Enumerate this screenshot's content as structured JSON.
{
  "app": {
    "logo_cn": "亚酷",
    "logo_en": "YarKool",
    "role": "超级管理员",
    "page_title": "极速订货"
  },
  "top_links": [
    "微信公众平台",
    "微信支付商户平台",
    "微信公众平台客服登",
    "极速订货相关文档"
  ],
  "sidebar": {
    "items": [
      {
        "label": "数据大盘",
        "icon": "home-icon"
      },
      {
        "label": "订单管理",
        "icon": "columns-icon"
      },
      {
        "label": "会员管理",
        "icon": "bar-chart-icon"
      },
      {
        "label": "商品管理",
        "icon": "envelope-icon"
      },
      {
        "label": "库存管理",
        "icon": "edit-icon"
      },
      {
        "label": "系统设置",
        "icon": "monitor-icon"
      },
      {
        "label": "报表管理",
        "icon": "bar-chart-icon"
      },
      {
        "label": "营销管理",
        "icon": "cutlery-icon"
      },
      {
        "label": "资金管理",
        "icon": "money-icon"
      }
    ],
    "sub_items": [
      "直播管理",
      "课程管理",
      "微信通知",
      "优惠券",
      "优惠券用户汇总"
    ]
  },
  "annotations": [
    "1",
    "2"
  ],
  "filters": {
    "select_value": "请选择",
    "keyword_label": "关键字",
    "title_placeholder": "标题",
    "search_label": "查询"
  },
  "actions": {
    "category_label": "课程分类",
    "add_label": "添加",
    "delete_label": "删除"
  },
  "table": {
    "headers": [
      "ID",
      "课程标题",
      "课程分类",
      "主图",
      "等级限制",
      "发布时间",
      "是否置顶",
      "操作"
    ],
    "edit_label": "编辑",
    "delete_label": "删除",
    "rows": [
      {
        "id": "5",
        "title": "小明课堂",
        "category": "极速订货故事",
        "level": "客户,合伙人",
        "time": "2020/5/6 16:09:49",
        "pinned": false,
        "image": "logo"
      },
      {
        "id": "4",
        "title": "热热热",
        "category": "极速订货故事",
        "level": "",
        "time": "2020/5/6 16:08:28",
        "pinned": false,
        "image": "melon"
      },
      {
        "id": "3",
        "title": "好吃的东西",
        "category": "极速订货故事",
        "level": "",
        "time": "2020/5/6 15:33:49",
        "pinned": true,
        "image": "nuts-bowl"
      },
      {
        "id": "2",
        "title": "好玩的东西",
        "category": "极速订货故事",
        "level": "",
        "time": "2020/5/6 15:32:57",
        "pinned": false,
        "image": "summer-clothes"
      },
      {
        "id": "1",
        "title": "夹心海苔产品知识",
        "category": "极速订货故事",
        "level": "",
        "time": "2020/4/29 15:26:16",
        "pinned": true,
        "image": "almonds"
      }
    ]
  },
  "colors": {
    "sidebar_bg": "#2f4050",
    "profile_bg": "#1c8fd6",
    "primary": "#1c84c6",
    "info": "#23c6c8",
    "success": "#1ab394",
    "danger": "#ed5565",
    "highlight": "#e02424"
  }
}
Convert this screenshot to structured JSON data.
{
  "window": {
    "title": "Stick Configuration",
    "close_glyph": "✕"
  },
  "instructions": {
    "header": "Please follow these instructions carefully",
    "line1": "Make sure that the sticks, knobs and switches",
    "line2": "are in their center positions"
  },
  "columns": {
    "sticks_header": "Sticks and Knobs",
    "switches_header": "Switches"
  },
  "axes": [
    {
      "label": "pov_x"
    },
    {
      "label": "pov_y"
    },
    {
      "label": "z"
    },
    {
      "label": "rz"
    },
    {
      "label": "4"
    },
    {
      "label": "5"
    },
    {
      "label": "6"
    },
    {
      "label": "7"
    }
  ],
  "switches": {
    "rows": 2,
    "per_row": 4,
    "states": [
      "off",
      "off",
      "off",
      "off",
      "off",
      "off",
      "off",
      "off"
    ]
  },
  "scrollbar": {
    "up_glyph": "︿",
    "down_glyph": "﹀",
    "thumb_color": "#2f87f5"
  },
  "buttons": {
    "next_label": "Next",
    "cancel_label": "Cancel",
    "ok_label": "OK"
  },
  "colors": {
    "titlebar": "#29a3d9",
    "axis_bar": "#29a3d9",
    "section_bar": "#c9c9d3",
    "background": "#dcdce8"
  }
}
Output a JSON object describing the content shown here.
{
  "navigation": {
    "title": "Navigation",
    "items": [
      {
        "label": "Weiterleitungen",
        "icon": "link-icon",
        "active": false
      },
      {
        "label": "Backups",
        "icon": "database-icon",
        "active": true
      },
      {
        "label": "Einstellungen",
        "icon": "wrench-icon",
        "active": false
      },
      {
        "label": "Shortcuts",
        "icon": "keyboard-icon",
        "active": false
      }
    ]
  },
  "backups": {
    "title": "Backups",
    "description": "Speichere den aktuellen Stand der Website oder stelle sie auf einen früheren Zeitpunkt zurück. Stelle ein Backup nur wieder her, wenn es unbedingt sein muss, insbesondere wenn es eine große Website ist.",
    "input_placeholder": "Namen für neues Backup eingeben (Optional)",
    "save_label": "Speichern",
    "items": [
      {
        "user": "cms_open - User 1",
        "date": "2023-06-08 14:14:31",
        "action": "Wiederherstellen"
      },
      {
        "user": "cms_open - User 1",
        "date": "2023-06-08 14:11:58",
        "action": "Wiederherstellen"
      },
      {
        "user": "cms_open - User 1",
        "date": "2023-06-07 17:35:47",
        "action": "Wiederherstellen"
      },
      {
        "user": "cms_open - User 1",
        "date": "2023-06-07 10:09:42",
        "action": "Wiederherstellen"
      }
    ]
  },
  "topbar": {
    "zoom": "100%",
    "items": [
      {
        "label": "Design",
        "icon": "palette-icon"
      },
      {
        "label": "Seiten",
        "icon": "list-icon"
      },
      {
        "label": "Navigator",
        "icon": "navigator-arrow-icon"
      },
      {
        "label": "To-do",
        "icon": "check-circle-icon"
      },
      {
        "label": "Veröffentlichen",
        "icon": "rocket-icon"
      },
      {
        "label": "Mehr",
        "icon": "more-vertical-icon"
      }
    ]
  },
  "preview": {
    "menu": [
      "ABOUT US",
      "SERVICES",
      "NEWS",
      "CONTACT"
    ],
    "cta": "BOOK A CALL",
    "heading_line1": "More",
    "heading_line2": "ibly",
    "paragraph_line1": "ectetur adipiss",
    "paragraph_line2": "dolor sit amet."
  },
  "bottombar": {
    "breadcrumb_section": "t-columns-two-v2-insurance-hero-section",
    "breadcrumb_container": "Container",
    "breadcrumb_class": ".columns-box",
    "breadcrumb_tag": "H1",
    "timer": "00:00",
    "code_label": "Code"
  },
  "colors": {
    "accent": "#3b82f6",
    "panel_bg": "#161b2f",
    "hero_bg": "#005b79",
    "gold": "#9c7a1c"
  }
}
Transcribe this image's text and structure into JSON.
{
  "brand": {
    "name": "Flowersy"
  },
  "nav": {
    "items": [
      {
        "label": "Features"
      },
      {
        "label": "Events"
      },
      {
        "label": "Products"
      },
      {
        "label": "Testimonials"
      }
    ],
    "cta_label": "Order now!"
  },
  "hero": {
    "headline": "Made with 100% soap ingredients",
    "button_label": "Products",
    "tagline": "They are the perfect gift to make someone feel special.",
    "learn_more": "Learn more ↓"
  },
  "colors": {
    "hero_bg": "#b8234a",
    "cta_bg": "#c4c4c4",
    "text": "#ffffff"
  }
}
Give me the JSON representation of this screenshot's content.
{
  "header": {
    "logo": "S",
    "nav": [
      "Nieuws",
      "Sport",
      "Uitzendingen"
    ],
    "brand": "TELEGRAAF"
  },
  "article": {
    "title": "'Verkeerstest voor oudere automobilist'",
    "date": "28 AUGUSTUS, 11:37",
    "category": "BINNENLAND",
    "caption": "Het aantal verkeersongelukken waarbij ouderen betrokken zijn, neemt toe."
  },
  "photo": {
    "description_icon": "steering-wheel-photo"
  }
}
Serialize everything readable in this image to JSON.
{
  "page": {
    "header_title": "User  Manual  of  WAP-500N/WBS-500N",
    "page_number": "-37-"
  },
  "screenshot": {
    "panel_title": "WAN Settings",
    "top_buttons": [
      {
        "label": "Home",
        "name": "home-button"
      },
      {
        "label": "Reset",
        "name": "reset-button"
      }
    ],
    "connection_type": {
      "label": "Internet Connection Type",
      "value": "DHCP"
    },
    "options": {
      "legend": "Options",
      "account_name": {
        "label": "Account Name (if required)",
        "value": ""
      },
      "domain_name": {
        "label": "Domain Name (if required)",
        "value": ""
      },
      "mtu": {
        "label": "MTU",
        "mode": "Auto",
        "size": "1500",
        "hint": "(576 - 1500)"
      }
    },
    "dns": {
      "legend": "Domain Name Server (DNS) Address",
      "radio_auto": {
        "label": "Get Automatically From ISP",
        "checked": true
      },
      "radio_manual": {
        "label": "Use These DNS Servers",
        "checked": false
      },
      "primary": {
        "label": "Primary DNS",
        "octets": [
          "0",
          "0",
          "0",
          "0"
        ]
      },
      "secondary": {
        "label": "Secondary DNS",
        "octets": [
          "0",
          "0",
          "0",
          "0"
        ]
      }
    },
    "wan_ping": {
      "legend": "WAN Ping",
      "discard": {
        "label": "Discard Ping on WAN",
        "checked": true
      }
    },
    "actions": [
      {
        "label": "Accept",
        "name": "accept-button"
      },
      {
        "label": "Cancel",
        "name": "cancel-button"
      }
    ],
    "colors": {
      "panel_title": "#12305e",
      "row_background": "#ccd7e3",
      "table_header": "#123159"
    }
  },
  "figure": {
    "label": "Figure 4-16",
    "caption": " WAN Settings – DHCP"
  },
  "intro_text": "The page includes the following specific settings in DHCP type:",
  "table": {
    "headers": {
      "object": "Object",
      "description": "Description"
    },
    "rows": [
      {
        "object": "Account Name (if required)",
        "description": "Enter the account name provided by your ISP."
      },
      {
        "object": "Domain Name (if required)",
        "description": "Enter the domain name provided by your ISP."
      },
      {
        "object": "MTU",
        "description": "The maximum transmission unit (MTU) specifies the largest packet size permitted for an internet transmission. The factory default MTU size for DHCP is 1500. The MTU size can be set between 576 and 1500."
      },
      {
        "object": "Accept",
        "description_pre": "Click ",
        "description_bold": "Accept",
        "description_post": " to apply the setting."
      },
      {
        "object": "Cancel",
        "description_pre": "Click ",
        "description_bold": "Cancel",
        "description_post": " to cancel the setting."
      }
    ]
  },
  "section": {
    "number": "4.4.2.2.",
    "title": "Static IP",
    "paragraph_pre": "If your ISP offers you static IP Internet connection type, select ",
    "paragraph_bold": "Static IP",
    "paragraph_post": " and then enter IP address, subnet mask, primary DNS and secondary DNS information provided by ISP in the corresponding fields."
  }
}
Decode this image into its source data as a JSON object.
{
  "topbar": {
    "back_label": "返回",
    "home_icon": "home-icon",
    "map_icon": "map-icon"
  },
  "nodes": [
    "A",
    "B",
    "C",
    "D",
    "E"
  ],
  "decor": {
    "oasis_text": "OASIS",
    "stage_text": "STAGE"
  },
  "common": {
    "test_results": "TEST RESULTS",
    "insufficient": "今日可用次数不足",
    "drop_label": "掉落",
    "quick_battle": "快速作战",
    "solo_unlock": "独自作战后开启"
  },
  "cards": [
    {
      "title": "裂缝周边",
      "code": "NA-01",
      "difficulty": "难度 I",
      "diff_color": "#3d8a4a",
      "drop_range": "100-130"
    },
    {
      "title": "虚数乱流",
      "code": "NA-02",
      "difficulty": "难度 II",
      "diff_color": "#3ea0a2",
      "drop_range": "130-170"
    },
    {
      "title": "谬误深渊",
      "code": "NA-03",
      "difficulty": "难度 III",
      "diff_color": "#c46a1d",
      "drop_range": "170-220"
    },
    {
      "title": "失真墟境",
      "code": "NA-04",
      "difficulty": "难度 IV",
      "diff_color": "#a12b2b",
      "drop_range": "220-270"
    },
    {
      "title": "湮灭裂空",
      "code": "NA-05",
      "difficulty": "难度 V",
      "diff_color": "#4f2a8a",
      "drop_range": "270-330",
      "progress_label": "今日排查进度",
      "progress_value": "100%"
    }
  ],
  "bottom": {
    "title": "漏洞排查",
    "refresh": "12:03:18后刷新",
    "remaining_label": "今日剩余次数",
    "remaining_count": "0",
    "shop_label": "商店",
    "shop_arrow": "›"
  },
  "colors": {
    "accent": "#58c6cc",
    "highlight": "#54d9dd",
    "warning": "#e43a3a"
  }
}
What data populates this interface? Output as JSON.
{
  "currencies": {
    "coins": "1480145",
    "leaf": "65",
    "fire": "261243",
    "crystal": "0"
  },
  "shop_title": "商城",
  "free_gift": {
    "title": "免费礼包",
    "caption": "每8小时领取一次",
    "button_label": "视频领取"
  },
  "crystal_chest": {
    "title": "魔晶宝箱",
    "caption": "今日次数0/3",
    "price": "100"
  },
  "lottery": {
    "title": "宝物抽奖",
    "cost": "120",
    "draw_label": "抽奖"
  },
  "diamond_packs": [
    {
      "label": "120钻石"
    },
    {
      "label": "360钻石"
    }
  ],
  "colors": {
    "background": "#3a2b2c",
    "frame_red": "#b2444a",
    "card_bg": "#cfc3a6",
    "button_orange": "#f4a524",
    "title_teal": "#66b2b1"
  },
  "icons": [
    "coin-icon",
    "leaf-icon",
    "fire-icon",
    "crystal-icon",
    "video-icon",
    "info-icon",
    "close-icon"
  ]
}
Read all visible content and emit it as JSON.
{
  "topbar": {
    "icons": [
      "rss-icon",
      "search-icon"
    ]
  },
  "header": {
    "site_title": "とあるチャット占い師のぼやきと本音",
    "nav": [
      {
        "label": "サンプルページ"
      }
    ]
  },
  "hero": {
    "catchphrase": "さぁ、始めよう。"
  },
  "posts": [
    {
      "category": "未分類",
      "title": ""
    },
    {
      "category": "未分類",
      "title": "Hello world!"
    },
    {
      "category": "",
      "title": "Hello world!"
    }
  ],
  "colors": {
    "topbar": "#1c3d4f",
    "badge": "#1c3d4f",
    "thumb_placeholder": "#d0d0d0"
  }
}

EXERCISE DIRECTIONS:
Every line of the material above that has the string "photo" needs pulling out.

RESULT OF THE EXERCISE:
  "photo": {
    "description_icon": "steering-wheel-photo"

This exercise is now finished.